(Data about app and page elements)

+---+

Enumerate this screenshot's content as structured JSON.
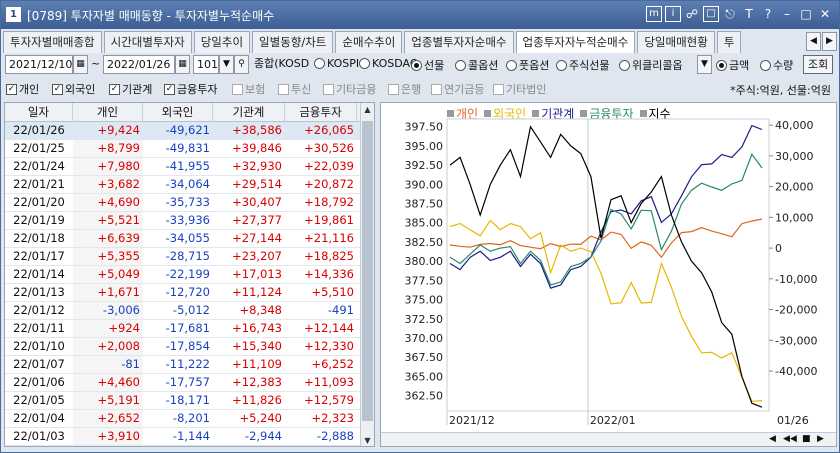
{
  "window": {
    "number": "1",
    "title": "[0789] 투자자별 매매동향 - 투자자별누적순매수",
    "icons": [
      "m-icon",
      "info-icon",
      "link-icon",
      "window-icon",
      "pin-icon",
      "text-icon",
      "help-icon",
      "minimize-icon",
      "maximize-icon",
      "close-icon"
    ]
  },
  "tabs": [
    "투자자별매매종합",
    "시간대별투자자",
    "당일추이",
    "일별동향/차트",
    "순매수추이",
    "업종별투자자순매수",
    "업종투자자누적순매수",
    "당일매매현황",
    "투"
  ],
  "filters": {
    "start_date": "2021/12/10",
    "end_date": "2022/01/26",
    "code": "101",
    "market_label": "종합(KOSD",
    "markets": [
      "KOSPI",
      "KOSDAQ",
      "선물",
      "콜옵션",
      "풋옵션",
      "주식선물",
      "위클리콜옵"
    ],
    "selected_market": "선물",
    "value_types": [
      "금액",
      "수량"
    ],
    "selected_value_type": "금액",
    "search_button": "조회"
  },
  "investors": [
    {
      "label": "개인",
      "checked": true,
      "enabled": true
    },
    {
      "label": "외국인",
      "checked": true,
      "enabled": true
    },
    {
      "label": "기관계",
      "checked": true,
      "enabled": true
    },
    {
      "label": "금융투자",
      "checked": true,
      "enabled": true
    },
    {
      "label": "보험",
      "checked": false,
      "enabled": false
    },
    {
      "label": "투신",
      "checked": false,
      "enabled": false
    },
    {
      "label": "기타금융",
      "checked": false,
      "enabled": false
    },
    {
      "label": "은행",
      "checked": false,
      "enabled": false
    },
    {
      "label": "연기금등",
      "checked": false,
      "enabled": false
    },
    {
      "label": "기타법인",
      "checked": false,
      "enabled": false
    }
  ],
  "unit_note": "*주식:억원, 선물:억원",
  "table": {
    "columns": [
      "일자",
      "개인",
      "외국인",
      "기관계",
      "금융투자"
    ],
    "rows": [
      [
        "22/01/26",
        "+9,424",
        "-49,621",
        "+38,586",
        "+26,065"
      ],
      [
        "22/01/25",
        "+8,799",
        "-49,831",
        "+39,846",
        "+30,526"
      ],
      [
        "22/01/24",
        "+7,980",
        "-41,955",
        "+32,930",
        "+22,039"
      ],
      [
        "22/01/21",
        "+3,682",
        "-34,064",
        "+29,514",
        "+20,872"
      ],
      [
        "22/01/20",
        "+4,690",
        "-35,733",
        "+30,407",
        "+18,792"
      ],
      [
        "22/01/19",
        "+5,521",
        "-33,936",
        "+27,377",
        "+19,861"
      ],
      [
        "22/01/18",
        "+6,639",
        "-34,055",
        "+27,144",
        "+21,116"
      ],
      [
        "22/01/17",
        "+5,355",
        "-28,715",
        "+23,207",
        "+18,825"
      ],
      [
        "22/01/14",
        "+5,049",
        "-22,199",
        "+17,013",
        "+14,336"
      ],
      [
        "22/01/13",
        "+1,671",
        "-12,720",
        "+11,124",
        "+5,510"
      ],
      [
        "22/01/12",
        "-3,006",
        "-5,012",
        "+8,348",
        "-491"
      ],
      [
        "22/01/11",
        "+924",
        "-17,681",
        "+16,743",
        "+12,144"
      ],
      [
        "22/01/10",
        "+2,008",
        "-17,854",
        "+15,340",
        "+12,330"
      ],
      [
        "22/01/07",
        "-81",
        "-11,222",
        "+11,109",
        "+6,252"
      ],
      [
        "22/01/06",
        "+4,460",
        "-17,757",
        "+12,383",
        "+11,093"
      ],
      [
        "22/01/05",
        "+5,191",
        "-18,171",
        "+11,826",
        "+12,579"
      ],
      [
        "22/01/04",
        "+2,652",
        "-8,201",
        "+5,240",
        "+2,323"
      ],
      [
        "22/01/03",
        "+3,910",
        "-1,144",
        "-2,944",
        "-2,888"
      ]
    ]
  },
  "chart_data": {
    "type": "line",
    "legend": [
      "개인",
      "외국인",
      "기관계",
      "금융투자",
      "지수"
    ],
    "colors": {
      "개인": "#e0661a",
      "외국인": "#e8b800",
      "기관계": "#1c1c8c",
      "금융투자": "#2a8a6a",
      "지수": "#000000"
    },
    "left_axis": {
      "ticks": [
        "397.50",
        "395.00",
        "392.50",
        "390.00",
        "387.50",
        "385.00",
        "382.50",
        "380.00",
        "377.50",
        "375.00",
        "372.50",
        "370.00",
        "367.50",
        "365.00",
        "362.50"
      ],
      "range": [
        360.5,
        398.5
      ]
    },
    "right_axis": {
      "ticks": [
        "40,000",
        "30,000",
        "20,000",
        "10,000",
        "0",
        "-10,000",
        "-20,000",
        "-30,000",
        "-40,000"
      ],
      "range": [
        -53000,
        42000
      ]
    },
    "x_labels": [
      "2021/12",
      "2022/01",
      "01/26"
    ],
    "x_divider_index": 14,
    "series": [
      {
        "name": "개인",
        "axis": "right",
        "values": [
          1000,
          600,
          300,
          1200,
          1500,
          1100,
          2400,
          800,
          300,
          -200,
          1500,
          500,
          1300,
          1200,
          3910,
          2652,
          5191,
          4460,
          -81,
          2008,
          924,
          -3006,
          1671,
          5049,
          5355,
          6639,
          5521,
          4690,
          3682,
          7980,
          8799,
          9424
        ]
      },
      {
        "name": "외국인",
        "axis": "right",
        "values": [
          7000,
          8000,
          6000,
          4000,
          9000,
          6000,
          8000,
          7000,
          3000,
          5000,
          -8000,
          1000,
          -1000,
          0,
          -1144,
          -8201,
          -18171,
          -17757,
          -11222,
          -17854,
          -17681,
          -5012,
          -12720,
          -22199,
          -28715,
          -34055,
          -33936,
          -35733,
          -34064,
          -41955,
          -49831,
          -49621
        ]
      },
      {
        "name": "기관계",
        "axis": "right",
        "values": [
          -5000,
          -7000,
          -3000,
          -1000,
          -4000,
          -3000,
          -1000,
          -6000,
          -2000,
          -5000,
          -13000,
          -12000,
          -7000,
          -6000,
          -2944,
          5240,
          11826,
          12383,
          11109,
          15340,
          16743,
          8348,
          11124,
          17013,
          23207,
          27144,
          27377,
          30407,
          29514,
          32930,
          39846,
          38586
        ]
      },
      {
        "name": "금융투자",
        "axis": "right",
        "values": [
          -3000,
          -5000,
          -2000,
          1000,
          -1000,
          0,
          500,
          -5000,
          -1000,
          -4000,
          -12000,
          -11000,
          -6000,
          -5000,
          -2888,
          2323,
          12579,
          11093,
          6252,
          12330,
          12144,
          -491,
          5510,
          14336,
          18825,
          21116,
          19861,
          18792,
          20872,
          22039,
          30526,
          26065
        ]
      },
      {
        "name": "지수",
        "axis": "left",
        "values": [
          392.5,
          393.5,
          390.0,
          386.0,
          390.0,
          392.5,
          394.5,
          391.0,
          397.5,
          395.5,
          393.5,
          396.5,
          395.0,
          394.0,
          391.0,
          383.0,
          388.0,
          388.5,
          385.0,
          387.5,
          389.0,
          391.0,
          386.0,
          382.5,
          380.0,
          378.5,
          376.0,
          372.0,
          370.5,
          365.0,
          361.5,
          361.0
        ]
      }
    ]
  }
}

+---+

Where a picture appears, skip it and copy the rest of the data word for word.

Enumerate this screenshot's content as structured JSON.
{
  "window": {
    "number": "1",
    "title": "[0789] 투자자별 매매동향 - 투자자별누적순매수",
    "icons": [
      "m-icon",
      "info-icon",
      "link-icon",
      "window-icon",
      "pin-icon",
      "text-icon",
      "help-icon",
      "minimize-icon",
      "maximize-icon",
      "close-icon"
    ]
  },
  "tabs": [
    "투자자별매매종합",
    "시간대별투자자",
    "당일추이",
    "일별동향/차트",
    "순매수추이",
    "업종별투자자순매수",
    "업종투자자누적순매수",
    "당일매매현황",
    "투"
  ],
  "filters": {
    "start_date": "2021/12/10",
    "end_date": "2022/01/26",
    "code": "101",
    "market_label": "종합(KOSD",
    "markets": [
      "KOSPI",
      "KOSDAQ",
      "선물",
      "콜옵션",
      "풋옵션",
      "주식선물",
      "위클리콜옵"
    ],
    "selected_market": "선물",
    "value_types": [
      "금액",
      "수량"
    ],
    "selected_value_type": "금액",
    "search_button": "조회"
  },
  "investors": [
    {
      "label": "개인",
      "checked": true,
      "enabled": true
    },
    {
      "label": "외국인",
      "checked": true,
      "enabled": true
    },
    {
      "label": "기관계",
      "checked": true,
      "enabled": true
    },
    {
      "label": "금융투자",
      "checked": true,
      "enabled": true
    },
    {
      "label": "보험",
      "checked": false,
      "enabled": false
    },
    {
      "label": "투신",
      "checked": false,
      "enabled": false
    },
    {
      "label": "기타금융",
      "checked": false,
      "enabled": false
    },
    {
      "label": "은행",
      "checked": false,
      "enabled": false
    },
    {
      "label": "연기금등",
      "checked": false,
      "enabled": false
    },
    {
      "label": "기타법인",
      "checked": false,
      "enabled": false
    }
  ],
  "unit_note": "*주식:억원, 선물:억원",
  "table": {
    "columns": [
      "일자",
      "개인",
      "외국인",
      "기관계",
      "금융투자"
    ],
    "rows": [
      [
        "22/01/26",
        "+9,424",
        "-49,621",
        "+38,586",
        "+26,065"
      ],
      [
        "22/01/25",
        "+8,799",
        "-49,831",
        "+39,846",
        "+30,526"
      ],
      [
        "22/01/24",
        "+7,980",
        "-41,955",
        "+32,930",
        "+22,039"
      ],
      [
        "22/01/21",
        "+3,682",
        "-34,064",
        "+29,514",
        "+20,872"
      ],
      [
        "22/01/20",
        "+4,690",
        "-35,733",
        "+30,407",
        "+18,792"
      ],
      [
        "22/01/19",
        "+5,521",
        "-33,936",
        "+27,377",
        "+19,861"
      ],
      [
        "22/01/18",
        "+6,639",
        "-34,055",
        "+27,144",
        "+21,116"
      ],
      [
        "22/01/17",
        "+5,355",
        "-28,715",
        "+23,207",
        "+18,825"
      ],
      [
        "22/01/14",
        "+5,049",
        "-22,199",
        "+17,013",
        "+14,336"
      ],
      [
        "22/01/13",
        "+1,671",
        "-12,720",
        "+11,124",
        "+5,510"
      ],
      [
        "22/01/12",
        "-3,006",
        "-5,012",
        "+8,348",
        "-491"
      ],
      [
        "22/01/11",
        "+924",
        "-17,681",
        "+16,743",
        "+12,144"
      ],
      [
        "22/01/10",
        "+2,008",
        "-17,854",
        "+15,340",
        "+12,330"
      ],
      [
        "22/01/07",
        "-81",
        "-11,222",
        "+11,109",
        "+6,252"
      ],
      [
        "22/01/06",
        "+4,460",
        "-17,757",
        "+12,383",
        "+11,093"
      ],
      [
        "22/01/05",
        "+5,191",
        "-18,171",
        "+11,826",
        "+12,579"
      ],
      [
        "22/01/04",
        "+2,652",
        "-8,201",
        "+5,240",
        "+2,323"
      ],
      [
        "22/01/03",
        "+3,910",
        "-1,144",
        "-2,944",
        "-2,888"
      ]
    ]
  },
  "chart_data": {
    "type": "line",
    "legend": [
      "개인",
      "외국인",
      "기관계",
      "금융투자",
      "지수"
    ],
    "colors": {
      "개인": "#e0661a",
      "외국인": "#e8b800",
      "기관계": "#1c1c8c",
      "금융투자": "#2a8a6a",
      "지수": "#000000"
    },
    "left_axis": {
      "ticks": [
        "397.50",
        "395.00",
        "392.50",
        "390.00",
        "387.50",
        "385.00",
        "382.50",
        "380.00",
        "377.50",
        "375.00",
        "372.50",
        "370.00",
        "367.50",
        "365.00",
        "362.50"
      ],
      "range": [
        360.5,
        398.5
      ]
    },
    "right_axis": {
      "ticks": [
        "40,000",
        "30,000",
        "20,000",
        "10,000",
        "0",
        "-10,000",
        "-20,000",
        "-30,000",
        "-40,000"
      ],
      "range": [
        -53000,
        42000
      ]
    },
    "x_labels": [
      "2021/12",
      "2022/01",
      "01/26"
    ],
    "x_divider_index": 14,
    "series": [
      {
        "name": "개인",
        "axis": "right",
        "values": [
          1000,
          600,
          300,
          1200,
          1500,
          1100,
          2400,
          800,
          300,
          -200,
          1500,
          500,
          1300,
          1200,
          3910,
          2652,
          5191,
          4460,
          -81,
          2008,
          924,
          -3006,
          1671,
          5049,
          5355,
          6639,
          5521,
          4690,
          3682,
          7980,
          8799,
          9424
        ]
      },
      {
        "name": "외국인",
        "axis": "right",
        "values": [
          7000,
          8000,
          6000,
          4000,
          9000,
          6000,
          8000,
          7000,
          3000,
          5000,
          -8000,
          1000,
          -1000,
          0,
          -1144,
          -8201,
          -18171,
          -17757,
          -11222,
          -17854,
          -17681,
          -5012,
          -12720,
          -22199,
          -28715,
          -34055,
          -33936,
          -35733,
          -34064,
          -41955,
          -49831,
          -49621
        ]
      },
      {
        "name": "기관계",
        "axis": "right",
        "values": [
          -5000,
          -7000,
          -3000,
          -1000,
          -4000,
          -3000,
          -1000,
          -6000,
          -2000,
          -5000,
          -13000,
          -12000,
          -7000,
          -6000,
          -2944,
          5240,
          11826,
          12383,
          11109,
          15340,
          16743,
          8348,
          11124,
          17013,
          23207,
          27144,
          27377,
          30407,
          29514,
          32930,
          39846,
          38586
        ]
      },
      {
        "name": "금융투자",
        "axis": "right",
        "values": [
          -3000,
          -5000,
          -2000,
          1000,
          -1000,
          0,
          500,
          -5000,
          -1000,
          -4000,
          -12000,
          -11000,
          -6000,
          -5000,
          -2888,
          2323,
          12579,
          11093,
          6252,
          12330,
          12144,
          -491,
          5510,
          14336,
          18825,
          21116,
          19861,
          18792,
          20872,
          22039,
          30526,
          26065
        ]
      },
      {
        "name": "지수",
        "axis": "left",
        "values": [
          392.5,
          393.5,
          390.0,
          386.0,
          390.0,
          392.5,
          394.5,
          391.0,
          397.5,
          395.5,
          393.5,
          396.5,
          395.0,
          394.0,
          391.0,
          383.0,
          388.0,
          388.5,
          385.0,
          387.5,
          389.0,
          391.0,
          386.0,
          382.5,
          380.0,
          378.5,
          376.0,
          372.0,
          370.5,
          365.0,
          361.5,
          361.0
        ]
      }
    ]
  }
}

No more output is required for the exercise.